Happy anniversary, of sorts, as February 10, 2012 marked the three-year anniversary for Zimbabwe’s power sharing government. Beginning in 2009, President Robert Mugabe’s Zimbabwe African National Union - Patriotic Front (ZANU-PF) party has shared power with Prime Minister Morgan Tsvangirai’s Movement for Democratic Change (MDC) party after Mugabe’s thirty-year presidential reign. These two parties, MDC and ZANU-PF, have had a difficult relationship.
President Mugabe’s control over Zimbabwe’s security forces has allowed him to oppress any opposition from the MDC. Even most recently, during a Valentine’s Day march organized by the Women of Zimbabwe Arise (WOZA), security forces used overt violence against these unarmed protesters. This highlighted Mugabe’s willingness to use brutal force to maintain the upper hand in this “power share” compromise. Resulting from the 2008 Parliamentary Elections, demonstrations over alleged tampering by Mugabe’s party with the election results led to the violent oppression of protestors and the MDC. The MDC continues to claim that their candidate, Tsvangirai, would have won the presidential elections had there been outside monitoring to keep an honest tally.
Prominent international pressure and denunciations of this election led, in part, to Mugabe’s eventual decision to allow for a modified joint government in February 2009, with Mugabe remaining as president and the opposition, led by Tsvangirai, becoming prime minister. This new approach to multi-party government in Zimbabwe gave hope to many Zimbabweans tired of Mugabe’s rule.

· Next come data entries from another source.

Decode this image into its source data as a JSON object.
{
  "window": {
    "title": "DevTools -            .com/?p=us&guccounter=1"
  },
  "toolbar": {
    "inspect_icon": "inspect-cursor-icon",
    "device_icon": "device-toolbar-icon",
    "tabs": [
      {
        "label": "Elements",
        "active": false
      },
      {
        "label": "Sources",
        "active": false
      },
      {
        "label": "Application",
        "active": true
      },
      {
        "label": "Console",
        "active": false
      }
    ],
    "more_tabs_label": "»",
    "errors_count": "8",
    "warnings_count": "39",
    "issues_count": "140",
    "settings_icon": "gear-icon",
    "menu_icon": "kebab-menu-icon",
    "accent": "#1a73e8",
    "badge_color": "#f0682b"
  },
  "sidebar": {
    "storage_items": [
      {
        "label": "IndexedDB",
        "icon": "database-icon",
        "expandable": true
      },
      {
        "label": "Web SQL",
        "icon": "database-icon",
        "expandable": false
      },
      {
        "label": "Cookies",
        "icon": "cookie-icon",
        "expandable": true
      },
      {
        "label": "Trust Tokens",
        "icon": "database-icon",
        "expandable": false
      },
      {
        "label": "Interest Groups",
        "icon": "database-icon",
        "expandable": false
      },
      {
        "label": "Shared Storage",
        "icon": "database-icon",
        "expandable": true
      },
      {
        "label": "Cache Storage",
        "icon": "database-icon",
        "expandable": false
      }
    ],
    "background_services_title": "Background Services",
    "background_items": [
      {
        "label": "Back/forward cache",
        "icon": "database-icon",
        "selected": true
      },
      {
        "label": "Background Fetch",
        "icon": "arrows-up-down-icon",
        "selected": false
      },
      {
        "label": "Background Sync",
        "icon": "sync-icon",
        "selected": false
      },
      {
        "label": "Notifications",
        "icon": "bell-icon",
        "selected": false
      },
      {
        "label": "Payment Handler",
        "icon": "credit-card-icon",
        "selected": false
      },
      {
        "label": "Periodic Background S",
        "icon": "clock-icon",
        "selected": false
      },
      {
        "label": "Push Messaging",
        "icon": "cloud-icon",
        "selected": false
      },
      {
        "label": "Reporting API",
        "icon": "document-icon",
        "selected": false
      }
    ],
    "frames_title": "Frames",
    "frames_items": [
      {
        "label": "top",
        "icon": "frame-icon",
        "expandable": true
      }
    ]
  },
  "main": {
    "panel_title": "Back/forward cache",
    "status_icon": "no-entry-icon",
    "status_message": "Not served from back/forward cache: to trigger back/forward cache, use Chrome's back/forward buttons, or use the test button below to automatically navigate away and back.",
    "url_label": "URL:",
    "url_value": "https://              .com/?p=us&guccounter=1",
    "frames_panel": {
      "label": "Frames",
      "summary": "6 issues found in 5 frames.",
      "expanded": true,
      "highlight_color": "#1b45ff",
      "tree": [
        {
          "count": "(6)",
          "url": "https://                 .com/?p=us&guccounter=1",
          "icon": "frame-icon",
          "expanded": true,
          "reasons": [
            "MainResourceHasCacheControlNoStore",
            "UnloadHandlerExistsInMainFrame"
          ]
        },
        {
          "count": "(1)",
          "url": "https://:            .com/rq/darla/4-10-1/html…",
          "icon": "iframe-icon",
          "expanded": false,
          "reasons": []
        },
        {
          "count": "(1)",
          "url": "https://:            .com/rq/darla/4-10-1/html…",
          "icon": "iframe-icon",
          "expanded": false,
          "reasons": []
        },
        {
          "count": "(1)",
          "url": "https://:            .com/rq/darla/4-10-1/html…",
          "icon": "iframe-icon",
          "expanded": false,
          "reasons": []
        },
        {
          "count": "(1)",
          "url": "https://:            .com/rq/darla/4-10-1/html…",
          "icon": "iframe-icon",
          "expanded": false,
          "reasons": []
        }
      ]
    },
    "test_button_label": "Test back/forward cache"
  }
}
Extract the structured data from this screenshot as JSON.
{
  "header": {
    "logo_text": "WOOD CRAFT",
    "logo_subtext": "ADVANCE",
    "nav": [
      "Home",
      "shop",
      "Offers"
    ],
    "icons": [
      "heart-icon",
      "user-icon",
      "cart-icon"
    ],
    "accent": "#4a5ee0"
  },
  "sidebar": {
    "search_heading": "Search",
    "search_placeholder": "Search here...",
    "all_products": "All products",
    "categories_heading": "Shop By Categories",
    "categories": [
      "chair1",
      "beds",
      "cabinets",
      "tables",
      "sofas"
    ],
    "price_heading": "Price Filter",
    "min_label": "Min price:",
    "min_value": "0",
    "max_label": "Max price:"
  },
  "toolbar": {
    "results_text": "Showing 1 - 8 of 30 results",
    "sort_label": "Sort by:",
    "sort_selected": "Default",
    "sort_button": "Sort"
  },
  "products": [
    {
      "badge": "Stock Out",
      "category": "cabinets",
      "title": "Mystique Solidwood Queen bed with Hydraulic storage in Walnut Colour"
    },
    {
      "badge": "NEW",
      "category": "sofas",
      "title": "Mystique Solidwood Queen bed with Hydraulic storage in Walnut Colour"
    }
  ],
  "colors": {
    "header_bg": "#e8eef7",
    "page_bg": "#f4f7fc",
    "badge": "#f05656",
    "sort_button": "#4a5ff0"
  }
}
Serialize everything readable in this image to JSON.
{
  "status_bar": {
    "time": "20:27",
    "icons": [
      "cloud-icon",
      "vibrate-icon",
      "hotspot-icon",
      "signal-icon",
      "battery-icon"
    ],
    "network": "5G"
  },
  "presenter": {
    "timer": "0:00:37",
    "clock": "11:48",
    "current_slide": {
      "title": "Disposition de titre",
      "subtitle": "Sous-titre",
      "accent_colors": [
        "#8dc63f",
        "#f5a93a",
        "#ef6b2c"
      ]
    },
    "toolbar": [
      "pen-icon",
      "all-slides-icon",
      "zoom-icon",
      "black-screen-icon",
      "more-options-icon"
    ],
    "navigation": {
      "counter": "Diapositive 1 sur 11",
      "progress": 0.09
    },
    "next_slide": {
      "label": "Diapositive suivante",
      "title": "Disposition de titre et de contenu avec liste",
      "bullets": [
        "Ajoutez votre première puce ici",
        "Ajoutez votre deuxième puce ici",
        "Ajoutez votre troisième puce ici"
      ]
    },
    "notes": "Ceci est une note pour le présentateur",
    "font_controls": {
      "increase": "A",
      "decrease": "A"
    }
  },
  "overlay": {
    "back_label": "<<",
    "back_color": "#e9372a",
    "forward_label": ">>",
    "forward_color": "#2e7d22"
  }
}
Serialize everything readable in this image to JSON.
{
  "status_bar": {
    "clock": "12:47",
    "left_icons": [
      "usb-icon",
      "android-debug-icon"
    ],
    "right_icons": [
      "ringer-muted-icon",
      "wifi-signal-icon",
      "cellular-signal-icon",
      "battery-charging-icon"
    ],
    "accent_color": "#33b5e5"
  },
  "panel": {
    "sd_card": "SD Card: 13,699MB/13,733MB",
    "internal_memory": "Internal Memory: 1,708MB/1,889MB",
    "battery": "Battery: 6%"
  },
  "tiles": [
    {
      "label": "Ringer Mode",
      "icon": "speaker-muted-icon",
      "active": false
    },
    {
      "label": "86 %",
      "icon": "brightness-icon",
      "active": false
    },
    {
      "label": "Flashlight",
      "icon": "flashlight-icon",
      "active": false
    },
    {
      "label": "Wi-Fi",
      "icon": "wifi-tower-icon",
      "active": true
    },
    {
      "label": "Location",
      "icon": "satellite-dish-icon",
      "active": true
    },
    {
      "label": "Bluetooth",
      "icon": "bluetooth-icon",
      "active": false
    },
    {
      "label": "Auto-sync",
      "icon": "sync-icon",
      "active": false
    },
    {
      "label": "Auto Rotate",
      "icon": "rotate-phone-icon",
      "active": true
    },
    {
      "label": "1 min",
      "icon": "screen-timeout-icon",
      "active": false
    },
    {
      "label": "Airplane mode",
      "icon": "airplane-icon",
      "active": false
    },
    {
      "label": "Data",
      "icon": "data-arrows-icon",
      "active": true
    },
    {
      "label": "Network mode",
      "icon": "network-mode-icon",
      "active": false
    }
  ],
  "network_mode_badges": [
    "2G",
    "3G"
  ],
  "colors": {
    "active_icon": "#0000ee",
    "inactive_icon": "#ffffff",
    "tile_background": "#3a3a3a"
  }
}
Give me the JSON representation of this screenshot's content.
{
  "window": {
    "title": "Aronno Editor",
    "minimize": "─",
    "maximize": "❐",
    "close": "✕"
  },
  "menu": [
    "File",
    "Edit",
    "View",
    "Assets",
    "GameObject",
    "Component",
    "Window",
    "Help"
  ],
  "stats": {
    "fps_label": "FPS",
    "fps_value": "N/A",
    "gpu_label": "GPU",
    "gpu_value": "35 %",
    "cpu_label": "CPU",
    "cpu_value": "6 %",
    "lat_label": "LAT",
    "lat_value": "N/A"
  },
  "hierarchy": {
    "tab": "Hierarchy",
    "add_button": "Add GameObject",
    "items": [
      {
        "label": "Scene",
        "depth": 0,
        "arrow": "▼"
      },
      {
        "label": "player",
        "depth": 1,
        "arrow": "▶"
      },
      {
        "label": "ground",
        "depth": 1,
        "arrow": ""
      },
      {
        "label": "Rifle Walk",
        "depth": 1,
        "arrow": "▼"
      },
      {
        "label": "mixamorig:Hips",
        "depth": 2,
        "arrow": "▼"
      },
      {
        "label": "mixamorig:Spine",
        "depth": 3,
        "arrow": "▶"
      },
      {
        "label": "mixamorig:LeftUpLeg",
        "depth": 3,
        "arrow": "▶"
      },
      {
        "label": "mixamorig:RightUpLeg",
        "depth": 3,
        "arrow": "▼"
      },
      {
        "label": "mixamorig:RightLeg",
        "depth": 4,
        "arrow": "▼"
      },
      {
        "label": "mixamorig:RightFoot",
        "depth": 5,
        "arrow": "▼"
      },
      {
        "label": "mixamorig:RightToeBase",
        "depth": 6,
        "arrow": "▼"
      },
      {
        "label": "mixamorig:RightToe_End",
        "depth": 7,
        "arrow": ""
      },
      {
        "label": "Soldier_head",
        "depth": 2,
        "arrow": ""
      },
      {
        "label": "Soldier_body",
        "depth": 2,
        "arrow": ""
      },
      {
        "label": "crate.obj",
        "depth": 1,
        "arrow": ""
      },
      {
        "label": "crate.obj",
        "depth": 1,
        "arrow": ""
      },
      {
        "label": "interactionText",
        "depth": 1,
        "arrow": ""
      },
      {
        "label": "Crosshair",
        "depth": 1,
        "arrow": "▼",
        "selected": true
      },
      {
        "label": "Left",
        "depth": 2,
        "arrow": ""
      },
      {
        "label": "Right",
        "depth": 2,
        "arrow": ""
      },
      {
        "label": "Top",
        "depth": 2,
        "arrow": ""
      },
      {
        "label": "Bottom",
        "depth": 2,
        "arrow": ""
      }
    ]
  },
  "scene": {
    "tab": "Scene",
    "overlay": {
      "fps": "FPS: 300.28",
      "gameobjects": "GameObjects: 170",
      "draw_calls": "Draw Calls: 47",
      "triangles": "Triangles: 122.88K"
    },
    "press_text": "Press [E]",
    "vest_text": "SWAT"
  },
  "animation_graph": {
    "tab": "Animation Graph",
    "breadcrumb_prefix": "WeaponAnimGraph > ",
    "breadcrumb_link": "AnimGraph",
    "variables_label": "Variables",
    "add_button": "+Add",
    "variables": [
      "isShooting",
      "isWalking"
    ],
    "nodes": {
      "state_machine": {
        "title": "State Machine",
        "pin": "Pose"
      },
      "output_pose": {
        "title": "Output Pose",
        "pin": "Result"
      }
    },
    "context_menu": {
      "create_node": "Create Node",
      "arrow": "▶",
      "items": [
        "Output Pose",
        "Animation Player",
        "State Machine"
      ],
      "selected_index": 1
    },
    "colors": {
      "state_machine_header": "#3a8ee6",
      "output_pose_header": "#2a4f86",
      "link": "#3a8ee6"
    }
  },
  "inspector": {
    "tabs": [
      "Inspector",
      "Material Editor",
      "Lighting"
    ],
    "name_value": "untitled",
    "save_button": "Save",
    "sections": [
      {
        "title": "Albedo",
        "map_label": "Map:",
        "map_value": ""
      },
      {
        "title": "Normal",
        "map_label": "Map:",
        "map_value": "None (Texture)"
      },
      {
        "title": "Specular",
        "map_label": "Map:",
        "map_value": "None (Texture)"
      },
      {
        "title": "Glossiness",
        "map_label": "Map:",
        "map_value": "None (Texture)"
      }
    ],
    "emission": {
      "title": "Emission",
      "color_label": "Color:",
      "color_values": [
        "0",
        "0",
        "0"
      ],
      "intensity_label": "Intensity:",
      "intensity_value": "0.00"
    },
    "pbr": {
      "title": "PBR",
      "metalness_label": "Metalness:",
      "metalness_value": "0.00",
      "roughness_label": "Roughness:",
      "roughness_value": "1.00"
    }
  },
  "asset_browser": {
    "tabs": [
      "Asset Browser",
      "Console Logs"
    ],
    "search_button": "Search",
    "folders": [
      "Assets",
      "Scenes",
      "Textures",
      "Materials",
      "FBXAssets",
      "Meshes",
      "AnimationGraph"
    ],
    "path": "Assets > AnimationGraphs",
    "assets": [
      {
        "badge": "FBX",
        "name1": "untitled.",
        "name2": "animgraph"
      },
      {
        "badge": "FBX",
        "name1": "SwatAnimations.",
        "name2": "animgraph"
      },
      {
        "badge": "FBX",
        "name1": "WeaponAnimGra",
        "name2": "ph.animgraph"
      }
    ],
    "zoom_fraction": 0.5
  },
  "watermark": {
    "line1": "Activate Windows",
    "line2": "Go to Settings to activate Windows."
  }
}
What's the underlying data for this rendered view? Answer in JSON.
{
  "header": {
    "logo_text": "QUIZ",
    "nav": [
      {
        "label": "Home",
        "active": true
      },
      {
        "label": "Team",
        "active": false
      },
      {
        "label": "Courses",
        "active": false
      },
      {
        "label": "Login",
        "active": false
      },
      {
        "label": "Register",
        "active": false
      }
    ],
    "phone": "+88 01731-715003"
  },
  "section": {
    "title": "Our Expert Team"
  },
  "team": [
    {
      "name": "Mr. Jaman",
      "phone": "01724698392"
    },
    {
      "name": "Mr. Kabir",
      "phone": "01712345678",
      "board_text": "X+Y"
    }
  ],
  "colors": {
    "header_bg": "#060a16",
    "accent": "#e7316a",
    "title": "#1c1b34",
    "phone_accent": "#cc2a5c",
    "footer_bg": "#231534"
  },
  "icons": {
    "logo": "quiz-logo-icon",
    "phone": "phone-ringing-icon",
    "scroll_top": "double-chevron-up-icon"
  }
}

However, real evidence of progressive change over the past three years is wholly lacking. There has been a continued call for a new constitution, as well as electoral laws with term and age limits for the president. Critics note that such improvements are at least two years overdue and any movement towards change in Zimbabwe has been painfully slow. To add to the complexity, President Mugabe has been outspoken in his demand for presidential elections to be held in 2012, instead of 2013 when the next elections are officially scheduled to take place. His reasoning behind this is that he still sees himself as Zimbabwe’s “savior.” After Zimbabwe gained independence from Britain in 1980, Mugabe was elected Zimbabwe’s first president and by all accounts he played a positive role in the development of this newly independent African nation.
Zimbabweans achieved the highest literacy rates in sub-Saharan Africa thanks in part to Robert Mugabe and his campaign against high child mortality rates made Mugabe a respected leader, both domestically and internationally. However, all this progress is no longer visible as the 88-year-old president struggles to maintain legitimacy, in the eyes of many Zimbabweans and the international community.
Since the turn of the new millennium, Zimbabwe has been stricken by disease, famine, and hyperinflation, thanks in part to Mugabe’s policies. The African Union has remained neutral on Mugabe’s demand for reelections. The significance of the African Union’s stance is observed by Global Post Africa Editor Andrew Meldrum, “It’s not a make or break issue for Mugabe or for the 2012 elections which he wants to have very much and without the reforms that have been called for, but it shows that he is pushing himself further out on a limb with less support from the African Union and also I think you will see less support from the Southern African Development Community (SADC).”
As of now it is still unclear whether new elections will take place this year or in 2013. Many reports state that elections are unlikely, and the wait continues for calls for a new constitution and electoral laws, as previously mentioned. However, recent reports of a draft constitution have caused alarm within the ZANU-PF. One clause is said to state “a person is disqualified for election as President if he or she has already held office for one or more periods, whether continuous or not, amounting to 10 years.”
Given his age and years in office, this language would disqualify Mugabe from participating in any further elections. To this point, both ZANU-PF and MDC are equally represented in discussions led by the Constitution Select Committee (COPAC), which is in charge of drafting a new constitution. COPAC has been tasked with bringing legitimacy back to Zimbabwean elections. This undertaking, as expected, comes with many hidden agendas. Certain ZANU-PF members are being accused of supporting the proposed clause in an attempt to oust Mugabe. This is creating divergent tensions and has led COPAC to move its meetings from Harare, Zimbabwe’s capital, to Vumba in the eastern part of the country.
“We are balancing between disruption in Harare and the need to secure chairpersons. We are going out of Harare to Manicaland, probably Vumba. We want to concentrate and by moving away from town and from proximity to a lot of things that distract us,” according to Douglas Mwonzora, a representative of the MDC on the COPAC board.
It is here that COPAC hopes to continue their efforts in bringing about a new constitution. There is no guarantee as to a fair and just constitution for Zimbabwe, or if age and term limits will be included. As it has been before, an uncertain fate remains for Zimbabwe’s political and economic future. In the eyes of the international community there is hope that either 2012, or 2013, will be the year of change. Zimbabwe must witness structural change or international observers will observe Zimbabwe’s continued slide into disarray and violence.